Why is it awesome? Because we get the opportunity to crash and burn and start over fresh. We see movies and read stories where the last hero gets to hand the keys or torch or whatever to the next crew. It’s always held high in respect, as a noble task of honor, and quiet heroism. It’s also a great opportunity. How often have you run into a legacy system that still had a certain nuance that prevented you from really making vast improvements? How many times have you had the chance to strategically burn something to the ground and leave something better in the ashes? Failure fucking rocks.

Failure is learning.

Biking is a hobby of mine. I’ve ridden various styles and various levels of enthusiasm throughout my life, but two things remain true.

  • I’m not a very good rider.
  • After every crash, I get better.

Crashes, outages, odd errors give us experience. Every time I crash, I learn and get better.

  • When I was 10, I went way too fast down a big hill, could not turn fast enough, lost control, and ran full speed into a cinder block wall chipping a tooth. I can still feel where the filling repair is. That day I learned how to control my speed and how to brake fast under control. I also learned the importance of balance.

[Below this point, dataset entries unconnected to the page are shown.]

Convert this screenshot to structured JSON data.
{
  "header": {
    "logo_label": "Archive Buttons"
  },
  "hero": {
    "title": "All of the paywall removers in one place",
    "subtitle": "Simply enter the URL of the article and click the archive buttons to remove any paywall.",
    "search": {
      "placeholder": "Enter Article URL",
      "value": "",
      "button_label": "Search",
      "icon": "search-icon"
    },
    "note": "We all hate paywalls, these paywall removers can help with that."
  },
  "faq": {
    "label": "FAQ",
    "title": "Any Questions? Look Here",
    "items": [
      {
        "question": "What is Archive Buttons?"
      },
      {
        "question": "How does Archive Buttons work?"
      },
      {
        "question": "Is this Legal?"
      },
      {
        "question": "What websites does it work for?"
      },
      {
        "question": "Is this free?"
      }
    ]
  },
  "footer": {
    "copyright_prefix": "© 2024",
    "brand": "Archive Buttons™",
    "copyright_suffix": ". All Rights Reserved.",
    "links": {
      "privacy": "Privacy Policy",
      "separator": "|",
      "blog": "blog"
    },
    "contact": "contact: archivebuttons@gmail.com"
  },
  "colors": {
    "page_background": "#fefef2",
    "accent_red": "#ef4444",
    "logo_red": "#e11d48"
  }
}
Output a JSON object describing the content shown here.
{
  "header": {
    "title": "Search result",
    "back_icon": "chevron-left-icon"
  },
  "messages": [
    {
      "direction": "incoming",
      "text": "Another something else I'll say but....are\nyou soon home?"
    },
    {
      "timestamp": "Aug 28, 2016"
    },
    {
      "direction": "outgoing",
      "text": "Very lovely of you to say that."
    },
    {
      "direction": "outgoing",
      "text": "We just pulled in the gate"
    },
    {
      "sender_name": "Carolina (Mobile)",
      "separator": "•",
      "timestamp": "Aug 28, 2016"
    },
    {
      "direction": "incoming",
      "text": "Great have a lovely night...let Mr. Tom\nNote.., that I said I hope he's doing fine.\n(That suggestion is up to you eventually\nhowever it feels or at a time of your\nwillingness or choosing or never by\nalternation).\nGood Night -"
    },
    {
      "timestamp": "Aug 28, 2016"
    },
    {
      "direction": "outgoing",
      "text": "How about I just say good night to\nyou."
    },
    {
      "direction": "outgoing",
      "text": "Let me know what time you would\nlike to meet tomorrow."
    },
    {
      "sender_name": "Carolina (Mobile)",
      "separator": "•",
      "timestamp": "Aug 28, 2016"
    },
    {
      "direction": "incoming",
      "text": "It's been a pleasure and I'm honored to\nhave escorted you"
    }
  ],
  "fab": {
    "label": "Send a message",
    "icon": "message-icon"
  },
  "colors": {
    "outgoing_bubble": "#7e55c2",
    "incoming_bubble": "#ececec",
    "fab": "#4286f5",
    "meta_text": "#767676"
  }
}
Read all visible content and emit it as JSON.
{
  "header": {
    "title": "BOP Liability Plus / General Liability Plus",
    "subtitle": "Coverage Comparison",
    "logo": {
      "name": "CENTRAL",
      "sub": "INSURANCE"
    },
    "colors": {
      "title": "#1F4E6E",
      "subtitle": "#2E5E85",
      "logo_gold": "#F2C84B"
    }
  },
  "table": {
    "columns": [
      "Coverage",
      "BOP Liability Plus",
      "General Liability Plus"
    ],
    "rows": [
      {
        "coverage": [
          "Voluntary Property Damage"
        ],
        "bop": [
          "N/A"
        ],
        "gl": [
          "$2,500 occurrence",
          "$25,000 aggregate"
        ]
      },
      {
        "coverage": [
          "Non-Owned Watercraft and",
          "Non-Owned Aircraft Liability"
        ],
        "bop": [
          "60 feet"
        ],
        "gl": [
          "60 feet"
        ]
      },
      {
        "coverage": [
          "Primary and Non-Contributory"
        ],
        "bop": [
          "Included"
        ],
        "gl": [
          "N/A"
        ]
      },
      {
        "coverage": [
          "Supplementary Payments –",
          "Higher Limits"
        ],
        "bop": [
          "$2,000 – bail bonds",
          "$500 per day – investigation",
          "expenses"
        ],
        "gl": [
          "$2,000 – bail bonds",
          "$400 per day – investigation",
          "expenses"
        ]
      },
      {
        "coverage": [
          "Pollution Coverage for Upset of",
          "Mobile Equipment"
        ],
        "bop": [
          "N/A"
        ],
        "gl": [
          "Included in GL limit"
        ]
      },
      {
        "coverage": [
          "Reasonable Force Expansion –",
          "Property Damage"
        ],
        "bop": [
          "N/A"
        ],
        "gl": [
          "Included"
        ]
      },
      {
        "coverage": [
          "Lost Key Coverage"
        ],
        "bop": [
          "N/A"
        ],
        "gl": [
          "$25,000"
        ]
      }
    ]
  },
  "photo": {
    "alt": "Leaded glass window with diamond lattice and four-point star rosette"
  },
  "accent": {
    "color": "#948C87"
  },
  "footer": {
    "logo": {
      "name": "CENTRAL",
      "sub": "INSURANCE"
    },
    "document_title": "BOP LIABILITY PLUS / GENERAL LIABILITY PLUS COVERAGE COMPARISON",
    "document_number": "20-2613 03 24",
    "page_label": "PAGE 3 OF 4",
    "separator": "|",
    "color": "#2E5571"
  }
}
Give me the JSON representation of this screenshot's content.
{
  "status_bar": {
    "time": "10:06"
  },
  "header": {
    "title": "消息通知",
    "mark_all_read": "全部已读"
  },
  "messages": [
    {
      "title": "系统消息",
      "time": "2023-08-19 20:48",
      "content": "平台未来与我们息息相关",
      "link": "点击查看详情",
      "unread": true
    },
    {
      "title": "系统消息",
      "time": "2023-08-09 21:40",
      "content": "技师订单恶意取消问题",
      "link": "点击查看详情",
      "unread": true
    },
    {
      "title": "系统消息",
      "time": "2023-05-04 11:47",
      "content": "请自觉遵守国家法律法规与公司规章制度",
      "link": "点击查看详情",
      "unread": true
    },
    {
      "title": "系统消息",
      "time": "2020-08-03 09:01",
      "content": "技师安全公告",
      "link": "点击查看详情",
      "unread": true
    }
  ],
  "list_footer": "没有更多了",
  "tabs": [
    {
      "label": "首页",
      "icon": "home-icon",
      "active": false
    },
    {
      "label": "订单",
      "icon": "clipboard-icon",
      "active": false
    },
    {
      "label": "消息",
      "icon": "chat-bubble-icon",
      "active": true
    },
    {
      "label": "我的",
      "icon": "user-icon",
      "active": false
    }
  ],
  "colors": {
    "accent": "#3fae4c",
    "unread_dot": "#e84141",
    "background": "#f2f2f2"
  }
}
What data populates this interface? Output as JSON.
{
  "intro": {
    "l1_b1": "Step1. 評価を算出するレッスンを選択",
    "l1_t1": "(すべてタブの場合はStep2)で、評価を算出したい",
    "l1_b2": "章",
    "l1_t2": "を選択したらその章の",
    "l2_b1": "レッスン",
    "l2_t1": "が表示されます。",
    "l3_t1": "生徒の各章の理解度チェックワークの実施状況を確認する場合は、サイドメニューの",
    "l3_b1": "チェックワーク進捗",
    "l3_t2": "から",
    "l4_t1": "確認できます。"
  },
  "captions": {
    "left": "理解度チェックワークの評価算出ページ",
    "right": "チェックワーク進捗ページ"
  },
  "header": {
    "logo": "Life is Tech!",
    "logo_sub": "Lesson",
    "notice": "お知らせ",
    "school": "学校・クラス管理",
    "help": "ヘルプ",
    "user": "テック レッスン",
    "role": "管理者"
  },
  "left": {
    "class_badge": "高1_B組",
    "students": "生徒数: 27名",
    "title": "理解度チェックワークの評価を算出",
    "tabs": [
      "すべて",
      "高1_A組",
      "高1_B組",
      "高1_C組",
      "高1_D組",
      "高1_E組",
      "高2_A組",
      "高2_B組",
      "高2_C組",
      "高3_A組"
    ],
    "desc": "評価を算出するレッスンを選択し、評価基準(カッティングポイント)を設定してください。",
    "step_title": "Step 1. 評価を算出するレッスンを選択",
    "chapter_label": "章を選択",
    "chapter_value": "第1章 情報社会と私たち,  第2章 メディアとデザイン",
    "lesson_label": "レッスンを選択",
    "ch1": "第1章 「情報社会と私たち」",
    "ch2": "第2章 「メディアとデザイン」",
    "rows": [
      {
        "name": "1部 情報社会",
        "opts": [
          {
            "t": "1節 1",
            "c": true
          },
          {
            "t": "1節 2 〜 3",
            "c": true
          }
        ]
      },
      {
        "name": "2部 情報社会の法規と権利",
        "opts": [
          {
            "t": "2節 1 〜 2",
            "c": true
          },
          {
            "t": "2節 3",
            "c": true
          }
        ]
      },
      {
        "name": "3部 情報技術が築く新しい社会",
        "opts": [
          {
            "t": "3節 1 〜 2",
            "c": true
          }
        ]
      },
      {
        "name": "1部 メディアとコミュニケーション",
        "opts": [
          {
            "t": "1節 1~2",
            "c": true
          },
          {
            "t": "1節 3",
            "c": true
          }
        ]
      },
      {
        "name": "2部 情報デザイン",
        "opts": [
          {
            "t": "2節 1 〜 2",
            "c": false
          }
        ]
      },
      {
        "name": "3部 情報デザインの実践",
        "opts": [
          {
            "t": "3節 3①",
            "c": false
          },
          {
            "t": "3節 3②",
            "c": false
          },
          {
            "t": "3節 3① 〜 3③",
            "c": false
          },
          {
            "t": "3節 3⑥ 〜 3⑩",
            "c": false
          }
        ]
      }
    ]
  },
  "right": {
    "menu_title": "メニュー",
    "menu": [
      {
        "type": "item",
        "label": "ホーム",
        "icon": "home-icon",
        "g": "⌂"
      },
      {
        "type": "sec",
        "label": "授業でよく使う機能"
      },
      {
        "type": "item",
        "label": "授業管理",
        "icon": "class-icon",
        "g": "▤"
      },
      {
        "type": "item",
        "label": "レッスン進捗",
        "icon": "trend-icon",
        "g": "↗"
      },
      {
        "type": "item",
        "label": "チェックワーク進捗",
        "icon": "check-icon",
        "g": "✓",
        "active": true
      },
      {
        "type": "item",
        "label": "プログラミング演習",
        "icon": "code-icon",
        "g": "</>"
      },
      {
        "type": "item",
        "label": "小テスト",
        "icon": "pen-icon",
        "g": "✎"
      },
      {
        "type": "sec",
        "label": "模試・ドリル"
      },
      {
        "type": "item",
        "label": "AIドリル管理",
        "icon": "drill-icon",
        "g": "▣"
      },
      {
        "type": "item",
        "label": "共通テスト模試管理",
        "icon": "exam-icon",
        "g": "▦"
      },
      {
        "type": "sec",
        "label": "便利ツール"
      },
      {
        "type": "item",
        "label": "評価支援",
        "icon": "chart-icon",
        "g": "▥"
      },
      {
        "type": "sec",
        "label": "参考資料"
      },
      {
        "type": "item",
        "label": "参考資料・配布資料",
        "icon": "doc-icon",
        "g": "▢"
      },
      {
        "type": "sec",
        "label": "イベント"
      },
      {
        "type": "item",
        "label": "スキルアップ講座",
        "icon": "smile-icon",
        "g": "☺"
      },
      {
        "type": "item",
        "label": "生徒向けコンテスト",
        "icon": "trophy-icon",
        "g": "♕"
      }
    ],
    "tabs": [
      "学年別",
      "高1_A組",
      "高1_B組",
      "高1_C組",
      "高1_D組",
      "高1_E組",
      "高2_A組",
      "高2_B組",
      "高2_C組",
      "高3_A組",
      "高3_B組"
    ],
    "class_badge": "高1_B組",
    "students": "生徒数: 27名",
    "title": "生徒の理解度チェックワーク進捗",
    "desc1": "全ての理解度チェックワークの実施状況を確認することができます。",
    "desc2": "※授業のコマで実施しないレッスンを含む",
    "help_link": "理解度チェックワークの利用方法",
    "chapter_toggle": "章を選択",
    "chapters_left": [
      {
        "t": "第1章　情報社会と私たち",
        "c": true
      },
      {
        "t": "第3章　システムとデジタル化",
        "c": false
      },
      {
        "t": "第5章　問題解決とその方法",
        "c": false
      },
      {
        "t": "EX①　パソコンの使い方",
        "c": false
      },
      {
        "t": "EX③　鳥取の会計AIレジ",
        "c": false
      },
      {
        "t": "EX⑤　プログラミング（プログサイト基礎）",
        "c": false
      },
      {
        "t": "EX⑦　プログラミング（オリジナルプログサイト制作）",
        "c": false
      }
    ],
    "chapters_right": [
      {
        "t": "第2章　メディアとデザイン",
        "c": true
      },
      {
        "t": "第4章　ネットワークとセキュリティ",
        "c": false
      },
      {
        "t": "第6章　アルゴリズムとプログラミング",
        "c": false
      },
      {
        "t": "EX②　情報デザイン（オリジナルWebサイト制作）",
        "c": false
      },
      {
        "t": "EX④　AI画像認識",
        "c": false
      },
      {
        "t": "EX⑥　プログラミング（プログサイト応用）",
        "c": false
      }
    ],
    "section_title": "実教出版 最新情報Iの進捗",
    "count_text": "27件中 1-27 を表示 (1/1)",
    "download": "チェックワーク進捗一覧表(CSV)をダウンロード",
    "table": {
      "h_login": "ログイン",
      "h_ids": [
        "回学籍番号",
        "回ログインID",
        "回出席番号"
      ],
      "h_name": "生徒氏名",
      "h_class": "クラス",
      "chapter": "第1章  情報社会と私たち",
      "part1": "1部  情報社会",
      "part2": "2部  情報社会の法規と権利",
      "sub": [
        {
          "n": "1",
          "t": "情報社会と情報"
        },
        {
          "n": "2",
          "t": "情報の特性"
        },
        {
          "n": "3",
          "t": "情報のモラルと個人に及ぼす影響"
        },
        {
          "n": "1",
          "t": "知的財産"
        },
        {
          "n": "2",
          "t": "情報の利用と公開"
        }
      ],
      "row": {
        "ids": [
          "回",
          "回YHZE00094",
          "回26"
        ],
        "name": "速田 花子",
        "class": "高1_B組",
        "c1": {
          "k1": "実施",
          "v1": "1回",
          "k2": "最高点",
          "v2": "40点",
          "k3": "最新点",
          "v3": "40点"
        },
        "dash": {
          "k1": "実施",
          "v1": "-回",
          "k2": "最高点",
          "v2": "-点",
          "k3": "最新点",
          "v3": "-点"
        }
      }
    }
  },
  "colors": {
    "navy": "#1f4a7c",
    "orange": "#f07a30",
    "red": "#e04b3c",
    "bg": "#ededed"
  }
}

  • In my 20’s I was riding a little too fast through the bayou trails in Houston. I had a bike that didn’t fit me well, but I had bought for a very good price. I ran through the cavernous ditches a bit too aggressively and did my first full on superman. In case you don’t know what I mean, this is when your bike stops, but you continue your forward momentum, arms stretched out in front of you, like superman. This time I learned the importance of a good fitting bike.

  • Later in my 20’s/early 30’s I was riding to meet a friend for coffee and some ‘urban assault’ type riding. I had purchased new wheels, and was excited to try them out. I was on the sidewalks (first mistake) and didn’t see the sidewalk panel rising 6 or so inches from flat, and had to try and jump but landed right on the edge of the raised panel, damaging my brand new mavic 717. This time I learned the importance of good visibility, and lighting.

  • In my 30’s I was riding more technical trails, lots of trees, narrow single track. after hitting too many trees, I (re)learned the lesson “look to where you want to go, not where you don’t.”

  • Also in my 30’s a friend convinced me to try out eggbeaters pedals instead of what I was used to, the “standard” spd pedals. These were dramaticaly different from what I was used to, but fans of them say they are way better. I bought a pair and tried them out for a while. This resulted in yet another full on super man, on a hill, where I landed and knocked the wind out me harder than I have experienced since elementary school. Here I learned two things. Be fearless when trying new things, but also be fearless when rejecting things that don’t work for you. Today I still use SPD pedals. (and still use vim)

Lessons in life often hurt.

I continue learning lessons every day. Sometimes the lesson hurts a little, sometimes it hurts a lot. Either way, after the pain and suffering, I come out better. Biking taught me that failure is not just a good thing, It’s a fucking awesome thing we should all seek out. This failure hurts. It will likely hurt more as we go. I know that I will walk away from this with lessons that are valuable beyond what I can understand or appreciate right now. I’ll write more as I learn, and hopefully share this very unique experience with all of you.